## WHAT THE TASK ASKS
Go through the records and copy each line where the word "Mapped" occurs.
[DATA PROVIDED Boundary: Start]
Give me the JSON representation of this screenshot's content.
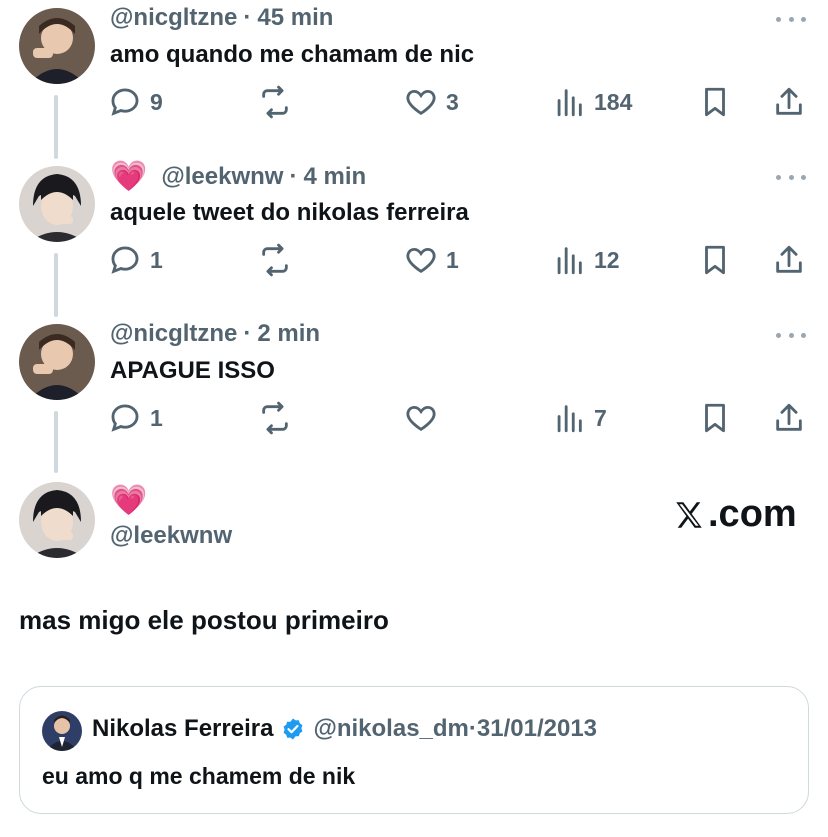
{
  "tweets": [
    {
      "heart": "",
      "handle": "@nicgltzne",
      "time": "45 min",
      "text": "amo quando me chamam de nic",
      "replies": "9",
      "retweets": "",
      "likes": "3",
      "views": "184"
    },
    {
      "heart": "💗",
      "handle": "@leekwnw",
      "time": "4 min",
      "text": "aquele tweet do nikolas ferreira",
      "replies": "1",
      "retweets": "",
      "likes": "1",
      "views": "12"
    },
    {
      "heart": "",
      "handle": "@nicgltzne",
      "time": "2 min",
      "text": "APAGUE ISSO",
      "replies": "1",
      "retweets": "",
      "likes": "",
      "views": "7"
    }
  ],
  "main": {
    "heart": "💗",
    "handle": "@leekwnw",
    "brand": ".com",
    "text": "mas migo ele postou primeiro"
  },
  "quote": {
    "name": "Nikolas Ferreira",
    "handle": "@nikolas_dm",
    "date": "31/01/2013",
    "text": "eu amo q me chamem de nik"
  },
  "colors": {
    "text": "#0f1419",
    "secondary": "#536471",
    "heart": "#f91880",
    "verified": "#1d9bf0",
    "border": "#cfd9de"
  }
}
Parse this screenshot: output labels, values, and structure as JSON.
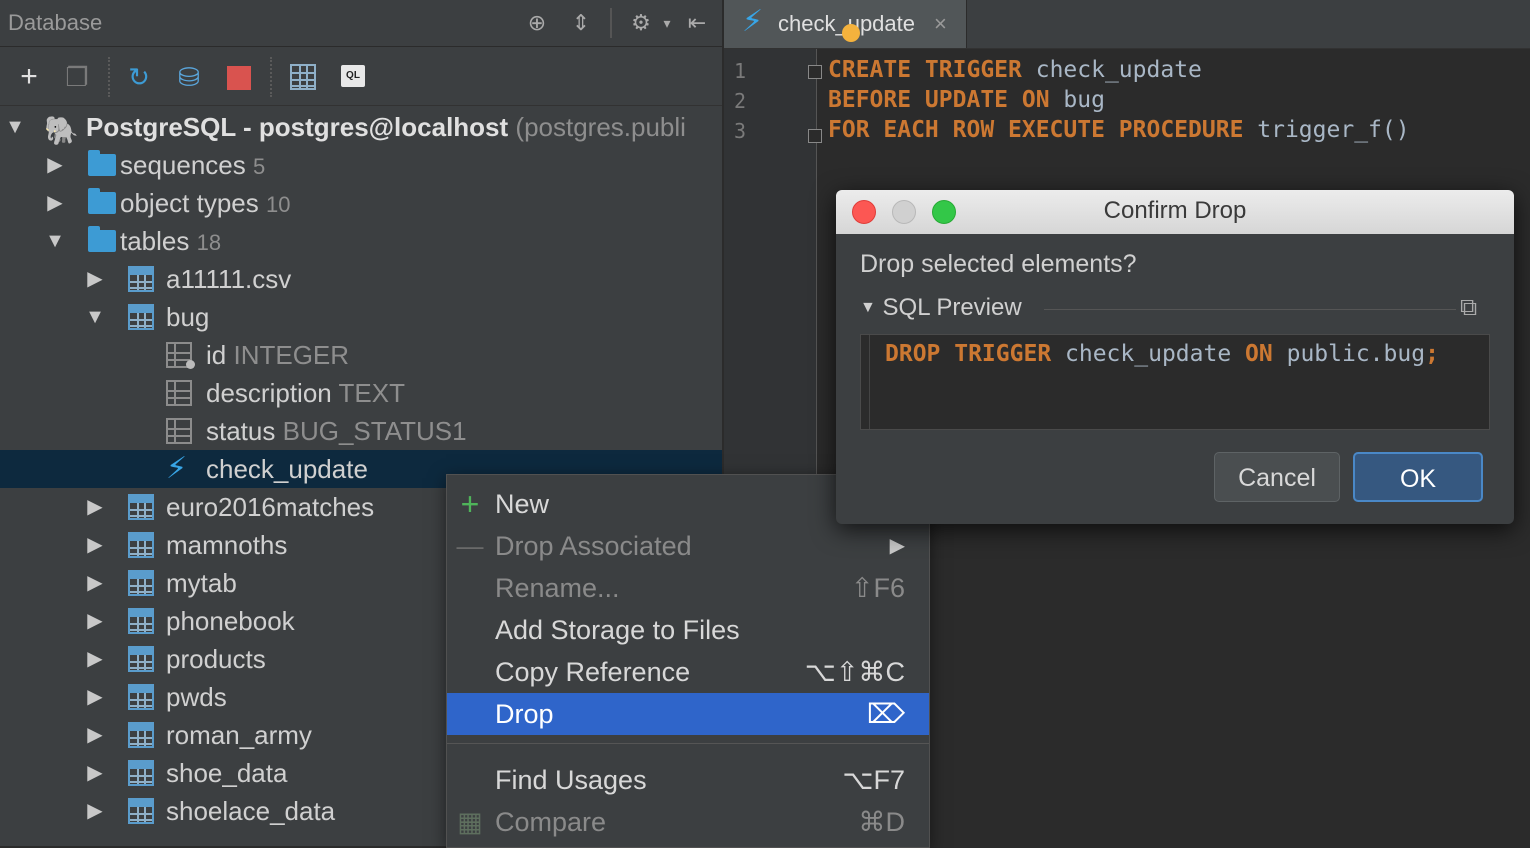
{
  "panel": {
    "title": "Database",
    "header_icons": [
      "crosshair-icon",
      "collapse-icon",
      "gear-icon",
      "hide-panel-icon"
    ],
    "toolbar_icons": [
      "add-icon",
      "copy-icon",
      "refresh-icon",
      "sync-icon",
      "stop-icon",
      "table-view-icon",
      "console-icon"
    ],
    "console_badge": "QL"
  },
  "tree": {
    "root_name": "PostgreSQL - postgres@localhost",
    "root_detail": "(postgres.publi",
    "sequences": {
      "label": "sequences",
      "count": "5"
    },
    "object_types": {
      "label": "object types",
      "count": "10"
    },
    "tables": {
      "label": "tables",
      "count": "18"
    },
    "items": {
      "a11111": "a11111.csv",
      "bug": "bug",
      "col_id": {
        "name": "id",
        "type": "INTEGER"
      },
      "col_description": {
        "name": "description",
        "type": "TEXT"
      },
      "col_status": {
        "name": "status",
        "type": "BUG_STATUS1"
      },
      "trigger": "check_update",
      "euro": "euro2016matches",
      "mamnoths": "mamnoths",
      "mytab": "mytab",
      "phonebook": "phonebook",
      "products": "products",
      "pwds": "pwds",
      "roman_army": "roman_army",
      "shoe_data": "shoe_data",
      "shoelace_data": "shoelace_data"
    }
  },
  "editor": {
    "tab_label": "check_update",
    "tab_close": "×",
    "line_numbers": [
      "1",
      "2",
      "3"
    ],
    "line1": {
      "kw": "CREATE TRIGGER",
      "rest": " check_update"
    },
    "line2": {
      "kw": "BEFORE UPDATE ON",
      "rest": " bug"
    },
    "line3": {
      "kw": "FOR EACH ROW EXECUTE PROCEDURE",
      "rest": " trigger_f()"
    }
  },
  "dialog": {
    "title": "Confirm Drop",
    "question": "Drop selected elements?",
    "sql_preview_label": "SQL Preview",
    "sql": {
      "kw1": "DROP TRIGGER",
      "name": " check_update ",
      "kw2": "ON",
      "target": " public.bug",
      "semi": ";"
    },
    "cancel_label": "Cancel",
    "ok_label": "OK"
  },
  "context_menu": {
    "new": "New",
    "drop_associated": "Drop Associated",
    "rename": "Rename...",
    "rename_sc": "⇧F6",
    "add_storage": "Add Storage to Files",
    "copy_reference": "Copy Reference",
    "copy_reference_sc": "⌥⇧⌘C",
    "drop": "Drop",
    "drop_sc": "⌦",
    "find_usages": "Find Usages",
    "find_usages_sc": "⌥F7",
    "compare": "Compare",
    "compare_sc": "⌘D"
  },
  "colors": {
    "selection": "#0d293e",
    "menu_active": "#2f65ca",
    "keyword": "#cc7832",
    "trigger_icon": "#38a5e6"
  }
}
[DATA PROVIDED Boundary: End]
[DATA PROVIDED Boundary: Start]
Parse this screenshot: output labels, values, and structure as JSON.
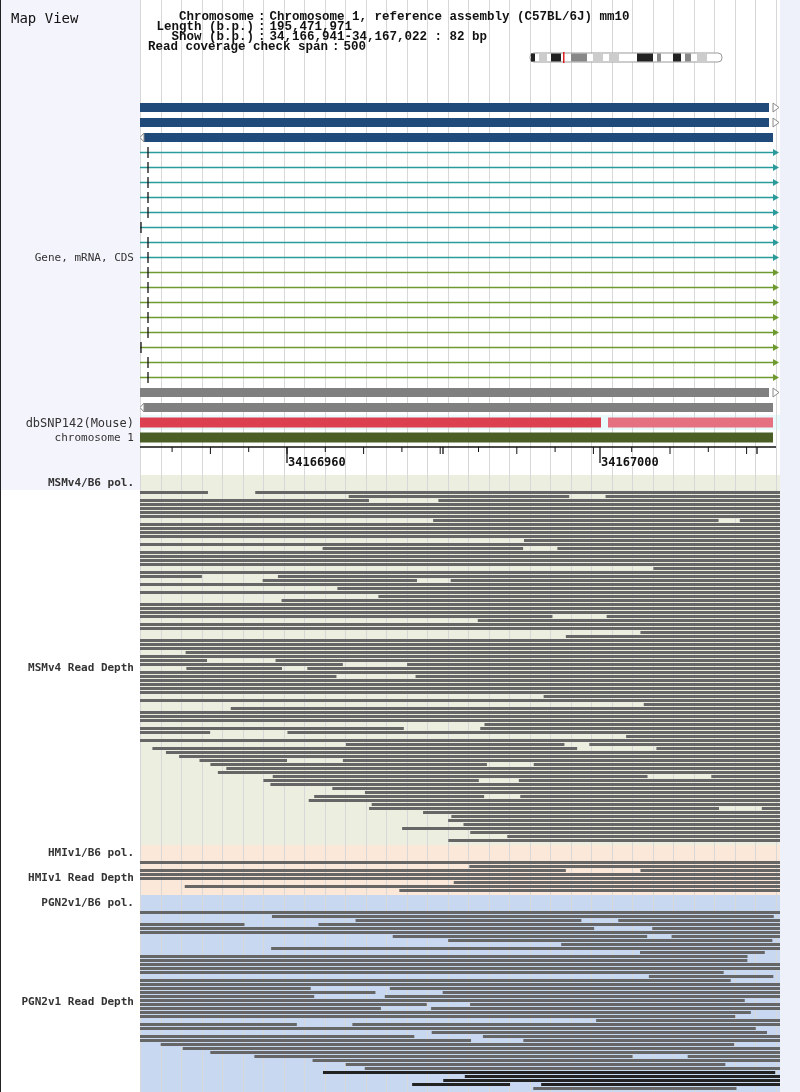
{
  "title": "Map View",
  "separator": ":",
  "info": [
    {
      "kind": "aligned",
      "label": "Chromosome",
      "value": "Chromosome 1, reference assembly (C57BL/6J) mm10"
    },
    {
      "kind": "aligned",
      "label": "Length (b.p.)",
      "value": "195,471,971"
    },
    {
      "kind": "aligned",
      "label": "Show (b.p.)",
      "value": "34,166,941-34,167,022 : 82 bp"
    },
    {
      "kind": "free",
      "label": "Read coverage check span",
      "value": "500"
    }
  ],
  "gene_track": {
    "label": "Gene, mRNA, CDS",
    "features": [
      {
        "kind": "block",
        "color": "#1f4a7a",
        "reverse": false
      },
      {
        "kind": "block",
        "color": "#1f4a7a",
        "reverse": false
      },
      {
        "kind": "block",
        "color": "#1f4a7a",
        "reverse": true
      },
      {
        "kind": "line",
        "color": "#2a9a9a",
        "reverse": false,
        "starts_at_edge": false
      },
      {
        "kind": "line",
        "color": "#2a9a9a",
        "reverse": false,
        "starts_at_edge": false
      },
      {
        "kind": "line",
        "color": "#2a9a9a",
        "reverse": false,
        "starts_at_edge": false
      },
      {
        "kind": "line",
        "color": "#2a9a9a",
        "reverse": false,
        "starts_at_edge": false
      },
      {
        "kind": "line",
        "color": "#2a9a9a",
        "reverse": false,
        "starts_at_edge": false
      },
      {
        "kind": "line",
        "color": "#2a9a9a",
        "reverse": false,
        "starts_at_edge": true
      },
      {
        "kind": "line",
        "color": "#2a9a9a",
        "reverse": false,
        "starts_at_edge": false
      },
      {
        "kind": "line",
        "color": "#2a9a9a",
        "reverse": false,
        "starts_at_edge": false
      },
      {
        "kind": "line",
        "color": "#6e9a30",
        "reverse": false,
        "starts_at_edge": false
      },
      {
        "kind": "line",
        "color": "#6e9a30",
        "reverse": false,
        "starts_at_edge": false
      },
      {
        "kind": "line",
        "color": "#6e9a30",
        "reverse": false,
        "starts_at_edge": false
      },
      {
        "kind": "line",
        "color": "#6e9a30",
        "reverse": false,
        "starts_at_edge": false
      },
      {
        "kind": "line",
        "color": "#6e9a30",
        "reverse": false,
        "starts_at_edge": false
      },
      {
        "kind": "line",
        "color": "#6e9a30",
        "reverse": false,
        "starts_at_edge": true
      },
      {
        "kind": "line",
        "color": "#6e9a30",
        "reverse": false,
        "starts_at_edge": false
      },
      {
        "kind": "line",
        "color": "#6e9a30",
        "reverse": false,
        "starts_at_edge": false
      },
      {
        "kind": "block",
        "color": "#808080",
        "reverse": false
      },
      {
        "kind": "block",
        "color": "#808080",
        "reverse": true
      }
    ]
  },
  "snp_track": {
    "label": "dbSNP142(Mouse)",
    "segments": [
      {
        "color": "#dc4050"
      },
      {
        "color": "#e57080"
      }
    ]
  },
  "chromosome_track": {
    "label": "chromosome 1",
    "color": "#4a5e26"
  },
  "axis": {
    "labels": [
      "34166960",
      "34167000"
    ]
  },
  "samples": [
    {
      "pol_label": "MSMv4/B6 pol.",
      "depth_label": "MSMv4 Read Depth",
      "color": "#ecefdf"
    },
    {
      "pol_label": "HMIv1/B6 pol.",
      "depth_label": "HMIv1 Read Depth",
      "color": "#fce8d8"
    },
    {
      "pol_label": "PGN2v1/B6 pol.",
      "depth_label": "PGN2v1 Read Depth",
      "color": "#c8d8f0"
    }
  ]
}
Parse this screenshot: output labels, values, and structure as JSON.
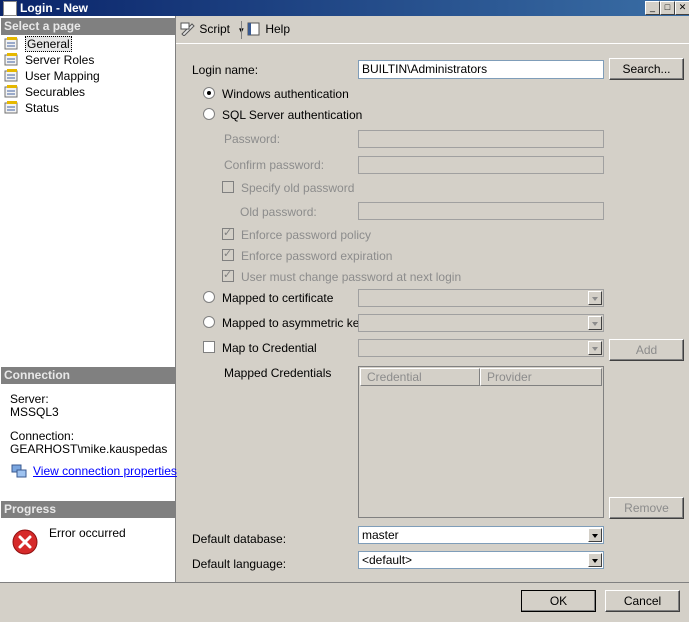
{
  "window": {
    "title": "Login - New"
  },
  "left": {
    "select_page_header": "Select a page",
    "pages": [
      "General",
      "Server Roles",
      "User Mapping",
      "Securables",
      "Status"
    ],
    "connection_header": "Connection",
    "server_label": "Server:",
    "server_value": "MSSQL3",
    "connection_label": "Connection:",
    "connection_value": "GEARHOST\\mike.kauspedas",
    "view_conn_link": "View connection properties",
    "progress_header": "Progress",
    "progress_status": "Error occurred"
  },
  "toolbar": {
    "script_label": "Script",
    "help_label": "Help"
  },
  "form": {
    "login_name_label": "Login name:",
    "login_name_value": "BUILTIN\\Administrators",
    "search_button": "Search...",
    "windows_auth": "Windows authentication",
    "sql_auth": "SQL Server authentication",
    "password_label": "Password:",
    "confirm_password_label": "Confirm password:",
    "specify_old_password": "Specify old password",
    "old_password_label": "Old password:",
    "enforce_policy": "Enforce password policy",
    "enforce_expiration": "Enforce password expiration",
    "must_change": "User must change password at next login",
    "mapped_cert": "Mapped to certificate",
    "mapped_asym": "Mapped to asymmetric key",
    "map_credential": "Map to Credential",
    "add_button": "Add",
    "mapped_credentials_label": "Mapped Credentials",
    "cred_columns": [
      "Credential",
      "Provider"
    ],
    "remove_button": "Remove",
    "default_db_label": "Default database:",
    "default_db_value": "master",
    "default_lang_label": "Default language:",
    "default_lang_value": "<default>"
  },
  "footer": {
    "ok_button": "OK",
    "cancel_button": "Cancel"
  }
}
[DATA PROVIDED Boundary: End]
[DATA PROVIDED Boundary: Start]
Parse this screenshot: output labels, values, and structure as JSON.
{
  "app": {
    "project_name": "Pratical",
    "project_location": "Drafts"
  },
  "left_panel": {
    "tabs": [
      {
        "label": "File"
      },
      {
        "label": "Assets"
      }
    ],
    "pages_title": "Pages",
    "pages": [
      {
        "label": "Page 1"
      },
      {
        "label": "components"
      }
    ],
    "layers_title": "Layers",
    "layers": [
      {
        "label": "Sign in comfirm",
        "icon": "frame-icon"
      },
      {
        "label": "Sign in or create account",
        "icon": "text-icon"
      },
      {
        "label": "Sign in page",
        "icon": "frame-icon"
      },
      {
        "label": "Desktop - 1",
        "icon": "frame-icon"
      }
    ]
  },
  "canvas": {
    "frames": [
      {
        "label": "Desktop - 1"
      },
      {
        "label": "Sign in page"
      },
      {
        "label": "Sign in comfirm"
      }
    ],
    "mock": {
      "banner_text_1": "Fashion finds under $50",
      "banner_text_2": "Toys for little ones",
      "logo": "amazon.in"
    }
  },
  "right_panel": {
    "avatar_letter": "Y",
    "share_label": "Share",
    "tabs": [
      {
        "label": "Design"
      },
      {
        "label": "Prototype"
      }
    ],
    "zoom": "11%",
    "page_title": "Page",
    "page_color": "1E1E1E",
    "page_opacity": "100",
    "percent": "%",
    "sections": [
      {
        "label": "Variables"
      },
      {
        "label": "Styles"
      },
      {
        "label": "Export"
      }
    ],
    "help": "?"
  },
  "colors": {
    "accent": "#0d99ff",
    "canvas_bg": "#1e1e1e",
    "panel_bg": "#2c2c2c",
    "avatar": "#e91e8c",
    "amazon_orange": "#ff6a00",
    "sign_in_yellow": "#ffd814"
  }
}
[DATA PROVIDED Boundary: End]
## RESULT
    "mapped_cert": "Mapped to certificate",
    "mapped_asym": "Mapped to asymmetric key",
    "mapped_credentials_label": "Mapped Credentials",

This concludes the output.